▶ [Description of the task] Among the entries, find the lines with the string "Equity" and copy them.

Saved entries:
+++
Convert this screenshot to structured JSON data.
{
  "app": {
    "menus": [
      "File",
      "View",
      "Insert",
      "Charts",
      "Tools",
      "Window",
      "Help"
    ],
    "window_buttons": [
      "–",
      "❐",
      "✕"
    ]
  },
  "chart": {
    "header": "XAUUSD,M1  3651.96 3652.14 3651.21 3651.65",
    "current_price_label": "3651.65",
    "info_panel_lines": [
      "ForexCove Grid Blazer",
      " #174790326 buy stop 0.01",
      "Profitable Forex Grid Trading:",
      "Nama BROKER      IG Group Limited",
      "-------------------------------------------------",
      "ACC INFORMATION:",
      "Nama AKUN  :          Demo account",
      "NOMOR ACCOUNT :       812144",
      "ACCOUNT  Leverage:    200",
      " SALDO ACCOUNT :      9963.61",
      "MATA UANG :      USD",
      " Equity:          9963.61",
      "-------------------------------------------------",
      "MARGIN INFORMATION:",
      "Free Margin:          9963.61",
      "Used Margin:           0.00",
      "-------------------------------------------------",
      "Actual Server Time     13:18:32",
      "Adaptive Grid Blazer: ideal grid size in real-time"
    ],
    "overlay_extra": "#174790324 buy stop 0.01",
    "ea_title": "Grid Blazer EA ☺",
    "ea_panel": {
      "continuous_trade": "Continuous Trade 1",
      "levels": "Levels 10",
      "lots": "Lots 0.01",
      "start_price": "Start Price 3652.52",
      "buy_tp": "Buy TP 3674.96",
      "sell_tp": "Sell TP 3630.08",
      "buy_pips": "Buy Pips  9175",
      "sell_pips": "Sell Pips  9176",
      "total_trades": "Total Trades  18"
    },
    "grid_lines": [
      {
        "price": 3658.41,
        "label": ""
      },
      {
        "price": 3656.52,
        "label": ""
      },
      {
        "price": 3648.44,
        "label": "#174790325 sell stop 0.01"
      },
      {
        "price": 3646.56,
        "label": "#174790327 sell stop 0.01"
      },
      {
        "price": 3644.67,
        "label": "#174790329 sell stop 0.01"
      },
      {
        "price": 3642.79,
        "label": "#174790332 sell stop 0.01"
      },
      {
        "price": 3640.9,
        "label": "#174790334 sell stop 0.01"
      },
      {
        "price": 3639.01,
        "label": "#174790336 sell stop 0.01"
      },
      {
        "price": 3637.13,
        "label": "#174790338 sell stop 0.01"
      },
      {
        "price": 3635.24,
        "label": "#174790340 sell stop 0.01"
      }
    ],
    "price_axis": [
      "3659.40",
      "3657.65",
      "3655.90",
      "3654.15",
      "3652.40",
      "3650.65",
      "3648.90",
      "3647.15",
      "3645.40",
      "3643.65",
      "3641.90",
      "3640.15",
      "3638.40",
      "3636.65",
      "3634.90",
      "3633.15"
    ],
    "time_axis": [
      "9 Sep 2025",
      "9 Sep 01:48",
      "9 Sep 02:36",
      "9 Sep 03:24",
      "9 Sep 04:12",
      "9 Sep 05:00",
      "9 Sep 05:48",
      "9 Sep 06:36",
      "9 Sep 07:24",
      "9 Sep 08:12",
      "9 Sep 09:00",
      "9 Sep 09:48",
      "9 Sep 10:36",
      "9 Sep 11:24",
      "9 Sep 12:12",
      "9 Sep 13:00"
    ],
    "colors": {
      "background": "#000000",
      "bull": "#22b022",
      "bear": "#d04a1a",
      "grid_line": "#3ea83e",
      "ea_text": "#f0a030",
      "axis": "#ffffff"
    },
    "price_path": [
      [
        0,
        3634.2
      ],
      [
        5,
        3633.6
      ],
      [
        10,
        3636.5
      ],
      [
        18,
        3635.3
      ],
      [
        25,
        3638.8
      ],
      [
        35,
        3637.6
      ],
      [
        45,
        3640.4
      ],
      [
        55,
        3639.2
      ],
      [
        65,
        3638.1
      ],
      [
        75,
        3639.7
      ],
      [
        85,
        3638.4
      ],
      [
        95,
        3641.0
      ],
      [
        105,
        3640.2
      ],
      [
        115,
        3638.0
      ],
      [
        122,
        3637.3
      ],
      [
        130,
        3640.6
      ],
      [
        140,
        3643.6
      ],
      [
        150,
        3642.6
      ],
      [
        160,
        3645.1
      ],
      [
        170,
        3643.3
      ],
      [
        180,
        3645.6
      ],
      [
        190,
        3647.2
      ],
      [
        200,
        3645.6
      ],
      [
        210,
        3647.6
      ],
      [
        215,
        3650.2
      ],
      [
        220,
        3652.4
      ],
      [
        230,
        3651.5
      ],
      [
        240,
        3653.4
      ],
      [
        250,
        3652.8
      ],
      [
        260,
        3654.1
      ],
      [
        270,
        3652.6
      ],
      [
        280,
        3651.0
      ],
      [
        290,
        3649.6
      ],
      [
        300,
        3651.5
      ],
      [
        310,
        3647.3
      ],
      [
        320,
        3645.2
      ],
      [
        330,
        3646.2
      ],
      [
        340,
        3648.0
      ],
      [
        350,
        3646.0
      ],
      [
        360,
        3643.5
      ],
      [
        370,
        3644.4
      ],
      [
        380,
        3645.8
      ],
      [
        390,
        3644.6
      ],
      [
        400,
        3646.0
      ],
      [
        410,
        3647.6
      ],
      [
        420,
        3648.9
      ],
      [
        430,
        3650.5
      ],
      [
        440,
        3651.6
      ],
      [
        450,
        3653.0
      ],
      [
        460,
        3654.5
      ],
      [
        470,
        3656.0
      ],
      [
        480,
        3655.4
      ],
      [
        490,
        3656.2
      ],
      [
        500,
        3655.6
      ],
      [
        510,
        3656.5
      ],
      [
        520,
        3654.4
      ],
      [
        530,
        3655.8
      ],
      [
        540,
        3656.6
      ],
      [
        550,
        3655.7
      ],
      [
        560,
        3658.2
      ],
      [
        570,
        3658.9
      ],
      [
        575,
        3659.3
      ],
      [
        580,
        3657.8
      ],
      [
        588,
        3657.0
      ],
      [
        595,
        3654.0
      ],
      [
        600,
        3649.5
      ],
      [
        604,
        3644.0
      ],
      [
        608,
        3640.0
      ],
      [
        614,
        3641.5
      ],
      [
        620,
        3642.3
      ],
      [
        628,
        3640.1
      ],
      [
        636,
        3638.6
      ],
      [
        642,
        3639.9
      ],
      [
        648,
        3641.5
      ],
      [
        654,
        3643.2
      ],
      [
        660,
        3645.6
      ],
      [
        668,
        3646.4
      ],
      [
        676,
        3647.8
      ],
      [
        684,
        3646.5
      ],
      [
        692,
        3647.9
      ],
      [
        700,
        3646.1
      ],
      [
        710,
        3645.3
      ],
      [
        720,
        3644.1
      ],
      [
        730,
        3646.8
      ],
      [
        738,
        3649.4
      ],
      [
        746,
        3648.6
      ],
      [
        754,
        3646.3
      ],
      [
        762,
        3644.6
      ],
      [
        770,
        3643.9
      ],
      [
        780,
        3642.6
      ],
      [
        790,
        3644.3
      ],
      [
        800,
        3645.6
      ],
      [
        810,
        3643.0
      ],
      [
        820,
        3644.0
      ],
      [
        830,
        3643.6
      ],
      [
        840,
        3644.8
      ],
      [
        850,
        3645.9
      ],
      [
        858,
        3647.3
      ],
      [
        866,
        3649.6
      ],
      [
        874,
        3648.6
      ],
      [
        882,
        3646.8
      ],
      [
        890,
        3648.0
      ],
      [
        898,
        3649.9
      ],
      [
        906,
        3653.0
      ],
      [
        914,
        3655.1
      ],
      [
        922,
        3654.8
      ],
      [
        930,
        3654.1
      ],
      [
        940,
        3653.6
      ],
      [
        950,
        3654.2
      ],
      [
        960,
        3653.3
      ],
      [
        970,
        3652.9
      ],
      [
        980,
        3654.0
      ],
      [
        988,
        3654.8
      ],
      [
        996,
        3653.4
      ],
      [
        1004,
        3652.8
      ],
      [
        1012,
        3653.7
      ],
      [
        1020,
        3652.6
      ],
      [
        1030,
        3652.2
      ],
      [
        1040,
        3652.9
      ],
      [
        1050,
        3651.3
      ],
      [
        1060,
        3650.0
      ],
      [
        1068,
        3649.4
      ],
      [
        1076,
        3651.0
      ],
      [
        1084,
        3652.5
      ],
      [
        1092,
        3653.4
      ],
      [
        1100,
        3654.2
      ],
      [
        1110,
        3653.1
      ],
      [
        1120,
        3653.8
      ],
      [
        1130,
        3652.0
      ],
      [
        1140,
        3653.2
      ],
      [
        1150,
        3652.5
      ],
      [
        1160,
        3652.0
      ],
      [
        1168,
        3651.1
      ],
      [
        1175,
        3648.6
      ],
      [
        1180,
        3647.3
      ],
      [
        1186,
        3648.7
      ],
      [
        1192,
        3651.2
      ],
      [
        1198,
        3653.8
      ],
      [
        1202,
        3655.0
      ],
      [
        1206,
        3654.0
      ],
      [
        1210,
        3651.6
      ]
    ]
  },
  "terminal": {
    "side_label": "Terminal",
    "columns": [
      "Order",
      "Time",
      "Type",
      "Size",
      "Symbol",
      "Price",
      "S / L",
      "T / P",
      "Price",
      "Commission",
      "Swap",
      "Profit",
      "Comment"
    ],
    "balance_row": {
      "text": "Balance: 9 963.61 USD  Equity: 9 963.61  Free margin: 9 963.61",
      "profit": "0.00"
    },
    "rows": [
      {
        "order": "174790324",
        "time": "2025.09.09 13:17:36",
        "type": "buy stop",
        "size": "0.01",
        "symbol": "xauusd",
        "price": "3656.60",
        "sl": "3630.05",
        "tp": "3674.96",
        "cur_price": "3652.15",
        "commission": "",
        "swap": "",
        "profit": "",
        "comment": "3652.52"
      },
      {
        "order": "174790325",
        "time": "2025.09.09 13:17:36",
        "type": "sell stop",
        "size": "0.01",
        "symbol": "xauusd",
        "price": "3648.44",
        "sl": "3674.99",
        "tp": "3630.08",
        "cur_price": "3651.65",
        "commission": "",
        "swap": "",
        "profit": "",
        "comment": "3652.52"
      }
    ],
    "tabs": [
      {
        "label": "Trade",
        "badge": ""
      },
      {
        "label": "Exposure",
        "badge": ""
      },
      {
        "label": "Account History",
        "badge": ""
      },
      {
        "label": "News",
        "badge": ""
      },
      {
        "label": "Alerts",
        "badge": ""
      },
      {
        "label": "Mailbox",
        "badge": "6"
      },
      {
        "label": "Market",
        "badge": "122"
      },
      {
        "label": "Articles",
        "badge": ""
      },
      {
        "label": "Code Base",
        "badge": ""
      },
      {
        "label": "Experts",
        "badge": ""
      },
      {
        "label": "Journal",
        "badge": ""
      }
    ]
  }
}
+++
▶ [Solution to this exercise]
      " Equity:          9963.61",
      "text": "Balance: 9 963.61 USD  Equity: 9 963.61  Free margin: 9 963.61",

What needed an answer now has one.